Youtube got bought over by Google for a whopping $1.6 Billion (no links here – its all over the place!). Going by how popular the site has become, it was only a matter of time before one of the big guys bought it out. Congrats to them! Our company, Tekriti, started off building one of the earliest video sharing sites back in Feb-March 2005 for our first client. Ourmedia.org was launched in March 2005. YouTube came along almost 9 months later. Ourmedia had a host of video and media experts on its panel of advisors and it had (and has) a team of volunteer editors to wean out copyright content. YouTube on the other hand has the policy of letting copyright content remain online until the copyright owner objects. Ourmedia allows users to download the original high quality video while YouTube only allows online viewing of very low res. flash versions. So for a site that started with a 9 month lead, it feels like Ourmedia was a missed oppurtunity. Of course, to be clear, Ourmedia is a non-profit and making billions of dollars wasnt even the aim and it still gets significant traffic and has over 100,000 videos hosted. But the kind of popularity that Ourmedia should have seen never came along. At a personal level, it helped us get our company started and gave us the initial credibility any startup needs. So Ourmedia remains very special to me.
Looking back, I think there are some very useful lessons to be learnt:
1. Keep it simple and stupid. A lot of time was spent on defining what metadata should be captured while uploading a video.

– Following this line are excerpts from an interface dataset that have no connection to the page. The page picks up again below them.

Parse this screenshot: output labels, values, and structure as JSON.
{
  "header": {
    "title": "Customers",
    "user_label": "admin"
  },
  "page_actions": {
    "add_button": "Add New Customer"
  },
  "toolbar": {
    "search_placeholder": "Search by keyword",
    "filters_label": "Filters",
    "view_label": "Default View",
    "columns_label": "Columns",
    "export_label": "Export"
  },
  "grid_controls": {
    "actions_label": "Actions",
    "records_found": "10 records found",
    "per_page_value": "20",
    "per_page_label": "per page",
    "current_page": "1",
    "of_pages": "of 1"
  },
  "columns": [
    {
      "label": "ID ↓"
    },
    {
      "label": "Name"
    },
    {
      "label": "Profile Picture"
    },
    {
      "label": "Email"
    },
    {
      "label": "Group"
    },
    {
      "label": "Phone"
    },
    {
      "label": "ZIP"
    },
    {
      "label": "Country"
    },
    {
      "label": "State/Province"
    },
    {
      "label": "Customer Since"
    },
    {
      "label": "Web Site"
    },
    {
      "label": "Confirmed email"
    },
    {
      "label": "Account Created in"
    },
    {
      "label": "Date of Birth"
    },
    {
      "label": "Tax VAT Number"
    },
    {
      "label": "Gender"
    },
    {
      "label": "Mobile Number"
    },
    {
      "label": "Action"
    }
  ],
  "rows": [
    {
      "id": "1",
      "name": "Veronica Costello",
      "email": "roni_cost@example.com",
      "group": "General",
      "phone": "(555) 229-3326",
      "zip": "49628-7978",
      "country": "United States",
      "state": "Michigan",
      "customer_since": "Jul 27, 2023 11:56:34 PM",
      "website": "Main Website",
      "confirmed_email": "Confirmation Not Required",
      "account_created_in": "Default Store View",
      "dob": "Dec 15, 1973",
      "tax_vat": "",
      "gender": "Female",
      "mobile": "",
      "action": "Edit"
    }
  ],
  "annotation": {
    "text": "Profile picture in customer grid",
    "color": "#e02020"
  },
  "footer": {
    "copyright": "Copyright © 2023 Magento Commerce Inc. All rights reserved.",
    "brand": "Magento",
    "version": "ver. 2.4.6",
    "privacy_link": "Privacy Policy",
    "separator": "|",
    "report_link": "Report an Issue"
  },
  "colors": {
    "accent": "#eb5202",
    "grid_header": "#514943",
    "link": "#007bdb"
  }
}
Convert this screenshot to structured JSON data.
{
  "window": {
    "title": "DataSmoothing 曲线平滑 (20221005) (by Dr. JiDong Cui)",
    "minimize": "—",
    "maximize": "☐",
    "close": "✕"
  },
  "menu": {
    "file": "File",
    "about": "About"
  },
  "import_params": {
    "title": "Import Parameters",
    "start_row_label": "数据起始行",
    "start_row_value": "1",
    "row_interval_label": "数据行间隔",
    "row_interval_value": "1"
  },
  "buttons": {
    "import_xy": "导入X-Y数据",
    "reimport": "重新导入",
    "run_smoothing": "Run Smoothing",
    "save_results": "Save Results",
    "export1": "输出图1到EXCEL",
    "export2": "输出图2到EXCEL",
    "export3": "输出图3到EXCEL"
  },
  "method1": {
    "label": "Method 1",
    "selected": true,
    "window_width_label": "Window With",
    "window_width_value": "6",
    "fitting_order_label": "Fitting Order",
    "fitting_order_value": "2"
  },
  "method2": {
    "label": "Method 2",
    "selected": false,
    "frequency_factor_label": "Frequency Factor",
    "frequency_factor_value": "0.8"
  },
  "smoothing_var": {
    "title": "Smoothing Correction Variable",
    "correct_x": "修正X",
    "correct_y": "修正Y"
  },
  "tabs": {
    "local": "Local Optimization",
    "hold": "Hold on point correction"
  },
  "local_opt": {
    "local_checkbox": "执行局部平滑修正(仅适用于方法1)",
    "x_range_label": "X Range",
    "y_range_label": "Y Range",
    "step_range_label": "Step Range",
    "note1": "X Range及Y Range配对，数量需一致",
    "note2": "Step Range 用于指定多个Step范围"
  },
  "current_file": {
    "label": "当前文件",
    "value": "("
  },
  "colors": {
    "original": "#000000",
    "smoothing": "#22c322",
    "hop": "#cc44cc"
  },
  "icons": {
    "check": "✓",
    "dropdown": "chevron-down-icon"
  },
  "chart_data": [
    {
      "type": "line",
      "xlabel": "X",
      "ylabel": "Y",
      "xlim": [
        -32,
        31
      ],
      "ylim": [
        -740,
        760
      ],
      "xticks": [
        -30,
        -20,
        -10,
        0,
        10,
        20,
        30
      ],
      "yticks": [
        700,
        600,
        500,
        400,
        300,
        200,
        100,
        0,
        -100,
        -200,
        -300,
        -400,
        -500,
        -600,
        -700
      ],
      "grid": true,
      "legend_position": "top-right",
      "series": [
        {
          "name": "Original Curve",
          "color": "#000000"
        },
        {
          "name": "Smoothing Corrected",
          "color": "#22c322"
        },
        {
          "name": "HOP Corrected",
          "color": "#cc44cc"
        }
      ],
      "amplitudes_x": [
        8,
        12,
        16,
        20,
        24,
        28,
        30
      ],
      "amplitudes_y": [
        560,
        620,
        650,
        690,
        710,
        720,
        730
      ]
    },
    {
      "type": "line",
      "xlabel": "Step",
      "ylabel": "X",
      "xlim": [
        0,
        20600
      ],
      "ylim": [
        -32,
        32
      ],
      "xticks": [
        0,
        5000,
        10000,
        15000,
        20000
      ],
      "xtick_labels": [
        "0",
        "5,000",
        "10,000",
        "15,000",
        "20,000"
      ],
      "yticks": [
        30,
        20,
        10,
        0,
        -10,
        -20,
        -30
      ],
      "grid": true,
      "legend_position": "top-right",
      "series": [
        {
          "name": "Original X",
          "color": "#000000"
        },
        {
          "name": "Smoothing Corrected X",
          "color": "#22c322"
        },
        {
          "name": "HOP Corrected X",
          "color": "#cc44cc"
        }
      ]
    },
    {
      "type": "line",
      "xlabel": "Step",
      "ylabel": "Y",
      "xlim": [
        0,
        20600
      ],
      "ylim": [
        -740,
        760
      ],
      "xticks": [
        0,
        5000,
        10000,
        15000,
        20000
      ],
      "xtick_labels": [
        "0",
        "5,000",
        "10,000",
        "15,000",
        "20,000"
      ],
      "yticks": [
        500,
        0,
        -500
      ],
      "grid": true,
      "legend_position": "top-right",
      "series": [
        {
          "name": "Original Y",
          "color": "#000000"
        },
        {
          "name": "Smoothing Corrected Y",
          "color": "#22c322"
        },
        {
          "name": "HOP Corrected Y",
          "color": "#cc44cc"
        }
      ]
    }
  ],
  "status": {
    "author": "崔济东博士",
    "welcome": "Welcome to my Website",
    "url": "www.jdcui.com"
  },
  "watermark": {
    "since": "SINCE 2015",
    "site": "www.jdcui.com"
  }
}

The result was this huge page (login required) with hundreds of form fields to be filled in. Even though most of those fields were optional, it was daunting for the average user to figure out this form. A simple minimalistic user interface helps!
2. Reliability is the key. Ourmedia uses the Internet Archive for storing media. This is great because it provides for free storage. But there were major problems with getting this integration to work. Essentially the video was first uploaded to Ourmedia and then copied over to the Archive using FTP. This was slow and often the servers would simply not respond. I think this is the killer feature of YouTube. It just works!
3. Focus! In my opinion, Ourmedia tried to be too many things at the same time. The site supported audio, image and text uploads along with videos. It supported forums, groups, user profiles and social networking as well. All in the alpha version. In hindsight (which, of course is 20/20), it would have been much more prudent to have done just one core feature (video upload and view) and make it work 100% of the times. Feature bloat is also a side effect of using a prebuilt platform (Drupal in the case of Ourmedia) since you seem to get so many features for “free” so you might as well add them to your site. In reality, adding a feature to an application should be driven by user demand and not by how easy it is to implement.
4. Virality. YouTube allowed embedding videos published there on other websites and blogs. This contributed in a big way to the exponential growth of YouTube. Same can be said for Flickr as well. Ourmedia did not have that viral effect because the user had to come to the website to view a video.